The commission, giving its final total from 150 voting districts, said the incumbent's chief rival, Michael Sata, had 30 percent in Thursday's election, followed by businessman Haikande Hichilima with 25 percent.
Sata said he would contest the results, saying on state television that ``the whole process was fraudulent."
Chief Justice Ernest Sakala certified the reelection of Mwanawasa and ordered the president to be inaugurated for his second term Tuesday. The certification came just moments after the Electoral Commission announced final results giving Mwanawasa the victory with 43 percent of the vote.
Sata's supporters clashed with police earlier yesterday as postelection rioting spread into four of Lusaka's impoverished townships.
Witnesses said police fired live ammunition into the air in the Garden township to stop looters, and used tear gas to control growing crowds in Mandevu, Chipata, and Bauleni townships as tensions mounted ahead of the announcement of final results.
Mwanawasa appealed for calm late Sunday after police clashed with supporters of Sata, whose early lead in the five-man presidential race evaporated after days of slow vote counting.
In central Lusaka, some businesses were closed and others allowed employees to go home early because of the unrest.
The government says the election was run cleanly, but Zambians are wary after the last election in 2001 was marred by allegations of rigging.
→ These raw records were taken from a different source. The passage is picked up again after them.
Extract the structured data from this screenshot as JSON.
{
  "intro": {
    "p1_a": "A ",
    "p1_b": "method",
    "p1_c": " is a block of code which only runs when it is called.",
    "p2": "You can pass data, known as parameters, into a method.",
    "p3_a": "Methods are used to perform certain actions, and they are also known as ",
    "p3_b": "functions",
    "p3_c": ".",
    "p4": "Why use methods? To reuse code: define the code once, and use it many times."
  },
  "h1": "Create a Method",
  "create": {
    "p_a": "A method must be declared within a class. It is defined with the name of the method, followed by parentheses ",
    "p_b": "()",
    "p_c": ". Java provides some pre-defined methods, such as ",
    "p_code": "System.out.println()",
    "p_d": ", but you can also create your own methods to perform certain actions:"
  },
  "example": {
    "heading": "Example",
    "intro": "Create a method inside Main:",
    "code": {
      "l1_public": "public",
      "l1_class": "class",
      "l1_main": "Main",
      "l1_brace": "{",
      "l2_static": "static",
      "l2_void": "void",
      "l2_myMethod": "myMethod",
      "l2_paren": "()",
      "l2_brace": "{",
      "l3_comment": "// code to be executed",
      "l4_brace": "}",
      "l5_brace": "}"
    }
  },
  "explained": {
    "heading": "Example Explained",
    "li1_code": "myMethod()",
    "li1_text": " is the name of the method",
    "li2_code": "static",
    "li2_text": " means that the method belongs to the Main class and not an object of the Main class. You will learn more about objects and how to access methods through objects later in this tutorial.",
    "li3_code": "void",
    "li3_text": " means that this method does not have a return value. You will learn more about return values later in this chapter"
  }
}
Mwanawasa won with 29 percent of the vote in 2001.
Mwanawasa and his Movement for Multiparty Democracy have touted a record of economic and anticorruption policies that have won praise from international donors, who agreed last year to cancel nearly all of Zambia's $7.2 billion foreign debt.
The opposition argues economic gains have not trickled down to the majority in a nation where 73 percent live in poverty and 50 percent have no work.
Sata drew huge crowds in poor townships with promises of jobs and a crackdown on ``bogus" investors, singling out growing numbers of Chinese people in the country.
Oxter Banda, an election official for Sata's Patriotic Front party, said disturbances in Lusaka's Matero township, one of Sata's biggest strongholds, were quelled by police and soldiers overnight.
In neighboring Chipata township, a witness said two police vehicles were torched and some nearby shops were burned and looted.
Police fired tear gas to disperse rioters outside the main vote-counting center in Lusaka on Sunday and reported stone-throwing and rioting in three other impoverished Lusaka districts.
Heavy security included police and troop reinforcements outside the State House, Mwanawasa's official residence.